Natural capital can be defined as ‘renewable and non-renewable stocks of natural assets, including geology, soil, air, water and all living things, that combine to yield a flow of benefits to people’ (Scottish Forum). It is a concept that enables us to think of our natural environment as an asset that provides ecosystem services beneficial to our society and economy.
Some of these, like food, are ‘private goods’ because individuals can own and profit from them. ‘Public goods’, like climate change mitigation, are available to anyone, and society benefits, rather than individuals.
Many businesses rely on natural capital and ecosystem services and they’ll invest in nature, to protect their private goods. It is harder to justify investing in public goods, which are difficult to value and which provide benefits only in the long term. Investing in public goods will also, of course, benefit a business’ competitors.
As a result, many business decisions generate short-term private benefits at the expense of longer-term public benefits. This leads to costs to the environment, such as pollution, flooding or climate change, that then have to be met by governments.

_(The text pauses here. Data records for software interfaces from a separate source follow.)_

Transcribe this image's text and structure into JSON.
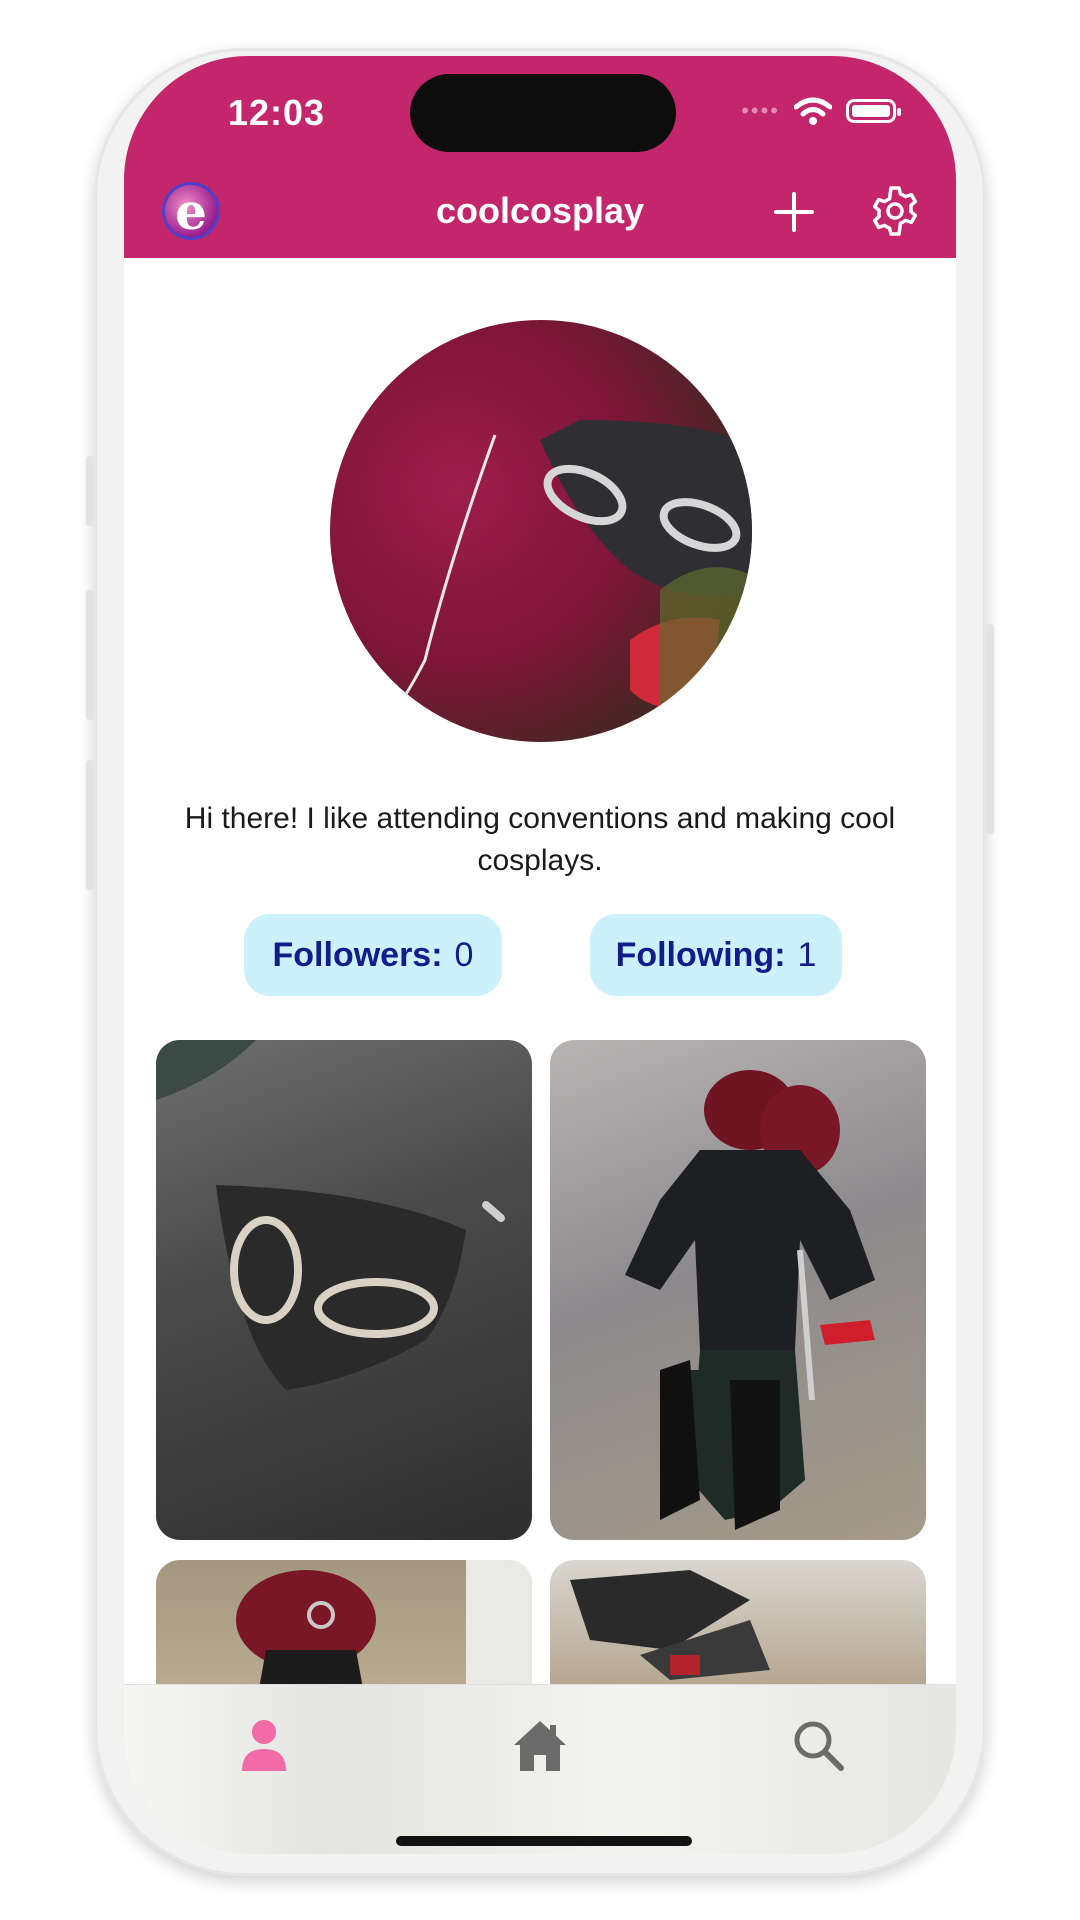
{
  "status_bar": {
    "time": "12:03",
    "signal": "••••"
  },
  "header": {
    "logo_letter": "e",
    "username": "coolcosplay",
    "add_icon": "plus-icon",
    "settings_icon": "gear-icon",
    "background_color": "#c4266c"
  },
  "profile": {
    "bio": "Hi there! I like attending conventions and making cool cosplays.",
    "followers": {
      "label": "Followers:",
      "count": "0"
    },
    "following": {
      "label": "Following:",
      "count": "1"
    },
    "pill_color": "#cdf1fb",
    "pill_text_color": "#121c8a"
  },
  "tab_bar": {
    "tabs": [
      {
        "icon": "person-icon",
        "active": true,
        "color": "#f26aa6"
      },
      {
        "icon": "home-icon",
        "active": false,
        "color": "#6b6b6b"
      },
      {
        "icon": "search-icon",
        "active": false,
        "color": "#6b6b6b"
      }
    ]
  }
}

For example, agricultural production leads to private goods (the harvest) for the producer, whilst generating environmental costs (such as its carbon footprint). Funding from either public or private sources may be offered to farmers, to encourage more sustainable practices that primarily benefit the public over the long term, rather than providing short-term private benefits. I explain more in this talk: